The Human Rights and Aid Department became the Rights Defense Department. In recent years, led by Richard Tsoi, Lee Cheuk-yan (李卓人), Albert Ho, and Chow Hang-tung (鄒幸彤), it has concerned itself with imprisoned mainland dissidents and rights defenders, such as mainlanders arrested for voicing support for the Umbrella Movement in 2014, and human rights lawyers detained during the 709 crackdown in 2015. It also advocated abolishing the crime of “inciting subversion of state power” and the use of torture. The Department’s work reports on its UN advocacy work and Facebook campaigns are long, but descriptions on assistance to mainland prisoners of conscience are brief. “We have to put their safety first — it’s humanitarian support and I can’t elaborate,” Albert Ho said.
(To be continued)
The Life and Death of the ‘Hong Kong Alliance in Support of Patriotic Democratic Movements of China’ – Part One, by Olivia Cheng, Siaw Hew Wah, translated by China Change, July 29, 2022
The Life and Death of the ‘Hong Kong Alliance in Support of Patriotic Democratic Movements of China’ – Part Two, by Olivia Cheng, Siaw Hew Wah, translated by China Change, July 31, 2022
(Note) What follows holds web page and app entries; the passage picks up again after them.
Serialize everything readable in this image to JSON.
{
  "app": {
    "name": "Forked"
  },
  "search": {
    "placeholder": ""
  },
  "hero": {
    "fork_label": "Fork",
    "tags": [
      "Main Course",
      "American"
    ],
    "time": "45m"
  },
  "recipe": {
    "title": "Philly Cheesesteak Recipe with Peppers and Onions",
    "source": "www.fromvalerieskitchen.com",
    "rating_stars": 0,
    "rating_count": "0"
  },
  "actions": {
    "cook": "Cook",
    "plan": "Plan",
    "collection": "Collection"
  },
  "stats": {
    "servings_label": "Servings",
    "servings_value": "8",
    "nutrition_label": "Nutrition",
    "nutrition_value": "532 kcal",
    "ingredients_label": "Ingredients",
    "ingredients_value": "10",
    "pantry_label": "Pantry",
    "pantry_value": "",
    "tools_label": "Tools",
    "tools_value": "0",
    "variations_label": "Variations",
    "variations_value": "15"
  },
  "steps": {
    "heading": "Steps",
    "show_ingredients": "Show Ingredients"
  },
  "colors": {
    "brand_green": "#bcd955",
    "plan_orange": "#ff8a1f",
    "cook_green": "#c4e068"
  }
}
The Life and Death of the ‘Hong Kong Alliance in Support of Patriotic Democratic Movements of China’ – Part Three, by Olivia Cheng, Siaw Hew Wah, translated by China Change, August 6, 2022.
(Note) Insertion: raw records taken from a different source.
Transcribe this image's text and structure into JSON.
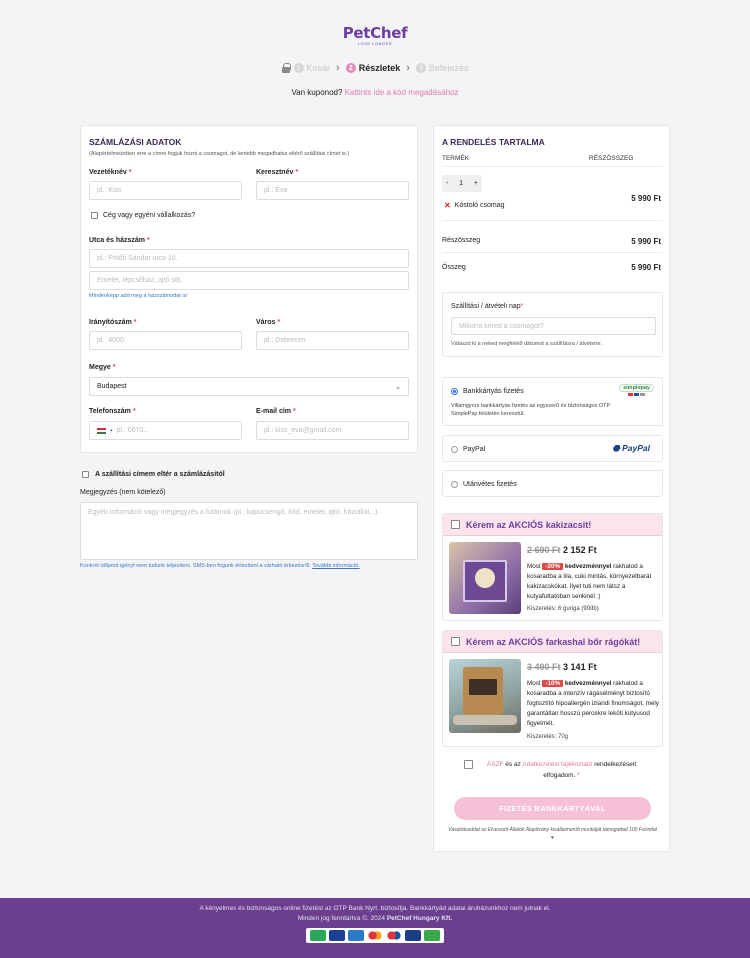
{
  "brand": {
    "name": "PetChef",
    "tagline": "LOVE LONGER"
  },
  "steps": [
    {
      "num": "1",
      "label": "Kosár"
    },
    {
      "num": "2",
      "label": "Részletek"
    },
    {
      "num": "3",
      "label": "Befejezés"
    }
  ],
  "coupon": {
    "question": "Van kuponod?",
    "link": "Kattints ide a kód megadásához"
  },
  "billing": {
    "title": "SZÁMLÁZÁSI ADATOK",
    "subtitle": "(Alapértelmezetten erre a címre fogjuk hozni a csomagot, de lentebb megadhatsz eltérő szállítási címet is.)",
    "lastname_label": "Vezetéknév",
    "lastname_placeholder": "pl.: Kiss",
    "firstname_label": "Keresztnév",
    "firstname_placeholder": "pl.: Éva",
    "company_label": "Cég vagy egyéni vállalkozás?",
    "street_label": "Utca és házszám",
    "street_placeholder": "pl.: Petőfi Sándor utca 10.",
    "street2_placeholder": "Emelet, lépcsőház, ajtó stb.",
    "street_hint": "Mindenképp add meg a házszámodat is!",
    "zip_label": "Irányítószám",
    "zip_placeholder": "pl.: 4000",
    "city_label": "Város",
    "city_placeholder": "pl.: Debrecen",
    "county_label": "Megye",
    "county_value": "Budapest",
    "phone_label": "Telefonszám",
    "phone_placeholder": "pl.: 0670...",
    "email_label": "E-mail cím",
    "email_placeholder": "pl.: kiss_eva@gmail.com",
    "required_mark": "*"
  },
  "shipping_diff": {
    "label": "A szállítási címem eltér a számlázásitól"
  },
  "notes": {
    "label": "Megjegyzés (nem kötelező)",
    "placeholder": "Egyéb információ vagy megjegyzés a futárnak (pl.: kapucsengő, kód, emelet, ajtó, háziállat...).",
    "info": "Konkrét időpont igényt nem tudunk teljesíteni. SMS-ben fogunk értesíteni a várható érkezésről.",
    "info_link": "További információ."
  },
  "order": {
    "title": "A RENDELÉS TARTALMA",
    "col_product": "TERMÉK",
    "col_subtotal": "RÉSZÖSSZEG",
    "qty": "1",
    "minus": "-",
    "plus": "+",
    "product_name": "Kóstoló csomag",
    "product_price": "5 990 Ft",
    "subtotal_label": "Részösszeg",
    "subtotal_value": "5 990 Ft",
    "total_label": "Összeg",
    "total_value": "5 990 Ft"
  },
  "delivery": {
    "label": "Szállítási / átvételi nap",
    "placeholder": "Mikorra kéred a csomagot?",
    "hint": "Válaszd ki a neked megfelelő dátumot a szállításra / átvételre."
  },
  "payment": {
    "card_label": "Bankkártyás fizetés",
    "card_desc": "Villámgyors bankkártyás fizetés az egyszerű és biztonságos OTP SimplePay felületén keresztül.",
    "card_logo": "simplepay",
    "paypal_label": "PayPal",
    "paypal_logo": "PayPal",
    "cod_label": "Utánvétes fizetés"
  },
  "promo1": {
    "title": "Kérem az AKCIÓS kakizacsit!",
    "old_price": "2 690 Ft",
    "new_price": "2 152 Ft",
    "text_pre": "Most",
    "discount": "-20%",
    "text_bold": "kedvezménnyel",
    "text_rest": "rakhatod a kosaradba a lila, cuki mintás, környezetbarát kakizacskókat. Ilyet tuti nem látsz a kutyafuttatóban senkinél :)",
    "pack": "Kiszerelés: 6 guriga (90db)"
  },
  "promo2": {
    "title": "Kérem az AKCIÓS farkashal bőr rágókát!",
    "old_price": "3 490 Ft",
    "new_price": "3 141 Ft",
    "text_pre": "Most",
    "discount": "-10%",
    "text_bold": "kedvezménnyel",
    "text_rest": "rakhatod a kosaradba a intenzív rágásélményt biztosító fogtisztító hipoallergén izlandi finomságot, mely garantáltan hosszú percekre leköti kutyusod figyelmét.",
    "pack": "Kiszerelés: 70g"
  },
  "terms": {
    "aszf": "ÁSZF",
    "and": "és az",
    "privacy": "Adatkezelési tájékoztató",
    "rest": "rendelkezéseit elfogadom.",
    "req": "*"
  },
  "pay_button": "FIZETÉS BANKKÁRTYÁVAL",
  "charity": "Vásárlásoddal az Elveszett Állatok Alapítvány kisállatmentő munkáját támogattad 100 Forinttal ♥",
  "footer": {
    "line1": "A kényelmes és biztonságos online fizetést az OTP Bank Nyrt. biztosítja. Bankkártyád adatai áruházunkhoz nem jutnak el.",
    "line2_pre": "Minden jog fenntartva ©. 2024",
    "line2_bold": "PetChef Hungary Kft."
  },
  "colors": {
    "brand_purple": "#6b3fa0",
    "accent_pink": "#e07aa8",
    "footer_bg": "#6b3f8e",
    "button_pink": "#f6c1d6"
  }
}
The Life and Death of the ‘Hong Kong Alliance in Support of Patriotic Democratic Movements of China’ – Part Four, by Olivia Cheng, Siaw Hew Wah, translated by China Change, August 8, 2022.
The Life and Death of the ‘Hong Kong Alliance in Support of Patriotic Democratic Movements of China’ – Part Six, by Olivia Cheng, Siaw Hew Wah, translated by China Change, August 18, 2022.
The Life and Death of the ‘Hong Kong Alliance in Support of Patriotic Democratic Movements of China’ – Part Seven, by Olivia Cheng, Siaw Hew Wah, translated by China Change, August 26, 2022.